Say, for example, that a malignant collection of cells develops on the ascending colon. At some point, the tumor may penetrate the basement membrane of the epithelium. Its cells would then begin to proliferate in underlying connective tissue and then be carried off to the lymphatic system partly by active movements and partly by the hydrostatic pressure. Cancer cells would then begin proliferating in nearby lymph nodes resulting at localized lymphadenopathy. If the cancer is not diagnosed and treated, cancer cells can continue invading nodes along the flow of lymph and spreading to other organs.
Alright, well done! You're at the end of the tutorial now, let's quickly recapped what we've covered today.
So let's sum up what we've learnt on the anatomy of the lymphatics of the posterior abdominal wall. First and foremost, we should point out that most lymph node groups are named based on their corresponding artery and that they usually drain lymph from the regions of distribution of this artery. This being clarified, let's remember that we've talked about the cisterna chyli as the region where all lymph from the posterior abdomen collects. The cisterna chyli receives lymph via three lymph trunks - the intestinal trunk here, the left lumbar trunk here, and the right lumbar trunk here.
The intestinal trunk, if you remember, drains the celiac nodes which receive lymph from the stomach, duodenum, and omental surfaces; the superior mesenteric nodes which receive lymph from the small bowel, the ascending colon, and half the transverse colon; and from the phrenic nodes which drain the diaphragm.
Now regarding the left lumbar trunk, we've already mentioned that it receives lymph from the inferior mesenteric nodes which drain the lymph from the descending and sigmoid colon, the lateral aortic nodes, and the retroaortic nodes.
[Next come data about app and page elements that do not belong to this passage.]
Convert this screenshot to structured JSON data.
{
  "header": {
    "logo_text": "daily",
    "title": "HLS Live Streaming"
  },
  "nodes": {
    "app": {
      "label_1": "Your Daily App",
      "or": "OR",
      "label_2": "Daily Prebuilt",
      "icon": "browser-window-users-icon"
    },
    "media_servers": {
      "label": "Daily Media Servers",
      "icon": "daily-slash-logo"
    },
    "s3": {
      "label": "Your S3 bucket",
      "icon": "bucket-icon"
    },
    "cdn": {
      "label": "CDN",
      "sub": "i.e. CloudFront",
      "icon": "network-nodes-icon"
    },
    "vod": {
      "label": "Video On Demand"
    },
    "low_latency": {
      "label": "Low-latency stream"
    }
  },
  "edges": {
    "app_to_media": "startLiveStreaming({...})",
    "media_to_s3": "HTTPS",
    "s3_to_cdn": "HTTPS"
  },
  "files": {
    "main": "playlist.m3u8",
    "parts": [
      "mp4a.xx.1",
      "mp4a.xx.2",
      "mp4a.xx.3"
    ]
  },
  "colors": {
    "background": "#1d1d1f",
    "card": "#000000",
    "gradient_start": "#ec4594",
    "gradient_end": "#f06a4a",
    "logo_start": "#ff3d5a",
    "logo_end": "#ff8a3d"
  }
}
We should also clarify at this point that these node groups drain the common iliac lymph nodes.
Regarding the right lumbar trunk, we should remember that it receives lymph from the retrocaval lymph nodes which drain the kidney and the aortic nodes, the lateral caval lymph nodes, and the intermediate lumbar lymph nodes which in turn mostly receive lymph from the common iliac lymph nodes.
Now continuing to the iliac lymphatic anatomy, we've established that the common iliac lymph nodes receive lymph from both the internal iliac lymph nodes which drain the perineum and the pelvic viscera as well as the external iliac lymph nodes which drain the genitalia, urethra, and deeper pelvic nodes. In addition to that, we also mentioned the promontorial nodes, a subdivision of the common iliac nodes found near the bifurcation of the abdominal aorta. The promontorial lymph nodes drain into the lumbar lymph nodes.
Next, we briefly discussed the anatomy of the inguinal nodes - those being a continuation of the external iliac lymphatic vasculature in the thigh. We've distinguished between a superficial group of nodes which mostly drain lymph from the skin below the umbilicus, the skin of the genitalia, and the buttock; and a deep group of nodes which drain the superficial lymph nodes and further drain to the iliac nodes.
Finally, we briefly talked about lymphadenopathy, its common causes, and how malignant cells from a growing colon cancer can spread to the lymph nodes draining the colon.
And that's it! Thanks for watching and happy studying!